>>>>>

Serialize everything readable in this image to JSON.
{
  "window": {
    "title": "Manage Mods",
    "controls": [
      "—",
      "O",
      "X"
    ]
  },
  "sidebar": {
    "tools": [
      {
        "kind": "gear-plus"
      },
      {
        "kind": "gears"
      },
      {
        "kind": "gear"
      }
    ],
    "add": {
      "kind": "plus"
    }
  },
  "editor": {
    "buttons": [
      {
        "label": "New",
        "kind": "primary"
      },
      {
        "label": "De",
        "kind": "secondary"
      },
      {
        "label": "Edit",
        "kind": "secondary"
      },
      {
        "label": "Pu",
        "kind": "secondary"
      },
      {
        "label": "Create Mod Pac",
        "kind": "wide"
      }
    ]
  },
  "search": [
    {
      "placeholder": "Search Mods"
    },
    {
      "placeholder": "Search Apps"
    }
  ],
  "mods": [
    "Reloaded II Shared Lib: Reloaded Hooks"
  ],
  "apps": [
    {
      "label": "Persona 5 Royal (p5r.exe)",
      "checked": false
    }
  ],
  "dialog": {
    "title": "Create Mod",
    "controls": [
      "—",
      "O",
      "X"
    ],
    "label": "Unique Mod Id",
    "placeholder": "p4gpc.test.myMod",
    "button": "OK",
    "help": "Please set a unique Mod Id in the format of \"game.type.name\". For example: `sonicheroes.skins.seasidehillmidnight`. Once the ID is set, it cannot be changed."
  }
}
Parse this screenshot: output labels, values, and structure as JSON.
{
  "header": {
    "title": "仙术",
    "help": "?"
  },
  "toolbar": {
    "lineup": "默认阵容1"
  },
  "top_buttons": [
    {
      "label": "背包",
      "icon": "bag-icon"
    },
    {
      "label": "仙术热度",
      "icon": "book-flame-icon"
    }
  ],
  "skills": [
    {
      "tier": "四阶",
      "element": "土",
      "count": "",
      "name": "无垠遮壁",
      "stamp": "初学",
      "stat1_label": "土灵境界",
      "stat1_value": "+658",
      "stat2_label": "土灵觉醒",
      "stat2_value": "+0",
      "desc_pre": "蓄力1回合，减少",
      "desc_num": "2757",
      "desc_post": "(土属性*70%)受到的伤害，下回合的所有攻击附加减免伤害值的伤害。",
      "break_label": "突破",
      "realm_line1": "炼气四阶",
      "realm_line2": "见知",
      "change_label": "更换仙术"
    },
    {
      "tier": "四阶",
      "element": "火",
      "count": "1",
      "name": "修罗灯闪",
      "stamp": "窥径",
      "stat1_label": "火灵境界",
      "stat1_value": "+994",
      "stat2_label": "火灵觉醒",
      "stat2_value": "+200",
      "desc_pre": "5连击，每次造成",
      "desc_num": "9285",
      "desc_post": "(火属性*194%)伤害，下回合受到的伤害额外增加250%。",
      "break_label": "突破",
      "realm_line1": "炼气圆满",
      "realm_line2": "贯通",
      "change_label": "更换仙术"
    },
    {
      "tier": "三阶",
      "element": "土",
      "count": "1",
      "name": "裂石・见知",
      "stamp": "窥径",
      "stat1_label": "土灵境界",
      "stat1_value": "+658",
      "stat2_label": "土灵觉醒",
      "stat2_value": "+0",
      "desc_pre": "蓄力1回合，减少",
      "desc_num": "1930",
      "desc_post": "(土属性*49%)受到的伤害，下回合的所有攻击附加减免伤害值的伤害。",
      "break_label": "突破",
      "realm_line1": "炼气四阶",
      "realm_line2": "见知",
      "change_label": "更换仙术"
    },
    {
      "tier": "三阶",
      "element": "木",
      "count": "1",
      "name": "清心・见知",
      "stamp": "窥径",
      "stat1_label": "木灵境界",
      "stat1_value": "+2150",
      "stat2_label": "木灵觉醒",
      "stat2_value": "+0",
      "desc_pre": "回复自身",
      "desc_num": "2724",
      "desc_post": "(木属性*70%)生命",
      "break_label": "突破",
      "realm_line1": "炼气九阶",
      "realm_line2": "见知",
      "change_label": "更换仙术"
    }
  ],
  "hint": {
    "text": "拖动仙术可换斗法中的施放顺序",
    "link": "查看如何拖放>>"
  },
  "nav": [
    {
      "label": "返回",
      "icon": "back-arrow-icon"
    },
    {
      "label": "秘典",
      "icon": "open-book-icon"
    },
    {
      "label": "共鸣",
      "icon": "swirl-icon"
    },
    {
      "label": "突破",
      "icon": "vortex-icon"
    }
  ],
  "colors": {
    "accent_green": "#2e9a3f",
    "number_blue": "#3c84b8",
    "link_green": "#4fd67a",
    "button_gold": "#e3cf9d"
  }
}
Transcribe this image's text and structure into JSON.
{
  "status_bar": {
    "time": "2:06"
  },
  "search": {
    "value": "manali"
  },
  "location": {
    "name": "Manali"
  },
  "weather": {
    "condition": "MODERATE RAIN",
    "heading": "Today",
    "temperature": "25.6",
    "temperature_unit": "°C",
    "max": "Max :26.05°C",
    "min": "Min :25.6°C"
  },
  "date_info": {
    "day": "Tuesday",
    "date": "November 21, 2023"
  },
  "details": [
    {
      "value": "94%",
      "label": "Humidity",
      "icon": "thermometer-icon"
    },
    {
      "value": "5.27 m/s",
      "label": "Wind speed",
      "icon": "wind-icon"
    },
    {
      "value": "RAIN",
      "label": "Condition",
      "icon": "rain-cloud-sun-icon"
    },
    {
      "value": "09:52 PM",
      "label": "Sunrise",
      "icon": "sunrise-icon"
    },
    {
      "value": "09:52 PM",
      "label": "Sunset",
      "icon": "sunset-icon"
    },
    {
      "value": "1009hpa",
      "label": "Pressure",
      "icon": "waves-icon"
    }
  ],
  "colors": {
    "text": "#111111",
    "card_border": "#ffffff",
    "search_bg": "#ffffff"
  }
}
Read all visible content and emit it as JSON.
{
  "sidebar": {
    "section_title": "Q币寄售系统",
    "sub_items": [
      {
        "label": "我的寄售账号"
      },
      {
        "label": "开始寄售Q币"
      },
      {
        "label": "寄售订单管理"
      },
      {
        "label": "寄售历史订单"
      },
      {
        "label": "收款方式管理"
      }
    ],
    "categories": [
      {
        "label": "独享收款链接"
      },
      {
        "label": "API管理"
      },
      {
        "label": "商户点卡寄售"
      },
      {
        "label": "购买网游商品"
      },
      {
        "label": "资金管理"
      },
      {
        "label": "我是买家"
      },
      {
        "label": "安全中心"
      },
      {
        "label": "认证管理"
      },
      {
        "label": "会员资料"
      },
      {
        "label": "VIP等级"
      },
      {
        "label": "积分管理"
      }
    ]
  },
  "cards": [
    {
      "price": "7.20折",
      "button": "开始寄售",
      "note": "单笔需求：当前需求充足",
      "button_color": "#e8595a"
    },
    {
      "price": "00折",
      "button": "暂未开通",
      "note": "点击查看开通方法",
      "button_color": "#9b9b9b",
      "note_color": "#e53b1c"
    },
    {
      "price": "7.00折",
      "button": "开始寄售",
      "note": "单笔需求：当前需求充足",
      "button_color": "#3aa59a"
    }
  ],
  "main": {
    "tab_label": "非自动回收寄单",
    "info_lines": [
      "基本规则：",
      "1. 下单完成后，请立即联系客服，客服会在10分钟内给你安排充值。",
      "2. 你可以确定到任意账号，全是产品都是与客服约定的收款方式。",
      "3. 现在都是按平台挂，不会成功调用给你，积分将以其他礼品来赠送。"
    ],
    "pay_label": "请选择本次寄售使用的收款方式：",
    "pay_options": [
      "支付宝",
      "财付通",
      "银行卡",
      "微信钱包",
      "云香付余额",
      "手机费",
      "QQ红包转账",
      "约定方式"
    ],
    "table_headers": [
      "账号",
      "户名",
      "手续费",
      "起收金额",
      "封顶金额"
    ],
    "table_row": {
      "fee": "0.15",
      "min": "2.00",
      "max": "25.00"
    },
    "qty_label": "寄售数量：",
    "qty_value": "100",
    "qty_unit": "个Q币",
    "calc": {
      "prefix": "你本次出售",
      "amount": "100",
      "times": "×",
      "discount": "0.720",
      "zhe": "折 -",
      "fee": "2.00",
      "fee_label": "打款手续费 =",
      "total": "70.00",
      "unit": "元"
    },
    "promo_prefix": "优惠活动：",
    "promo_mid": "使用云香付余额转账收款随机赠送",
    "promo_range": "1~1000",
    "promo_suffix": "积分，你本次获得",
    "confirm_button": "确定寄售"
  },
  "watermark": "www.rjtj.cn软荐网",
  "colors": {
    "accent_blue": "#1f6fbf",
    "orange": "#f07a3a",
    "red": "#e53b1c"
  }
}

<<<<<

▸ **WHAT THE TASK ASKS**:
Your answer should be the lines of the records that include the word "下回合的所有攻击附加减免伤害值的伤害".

▸ **ANSWER AREA**:
      "desc_post": "(土属性*70%)受到的伤害，下回合的所有攻击附加减免伤害值的伤害。",
      "desc_post": "(土属性*49%)受到的伤害，下回合的所有攻击附加减免伤害值的伤害。",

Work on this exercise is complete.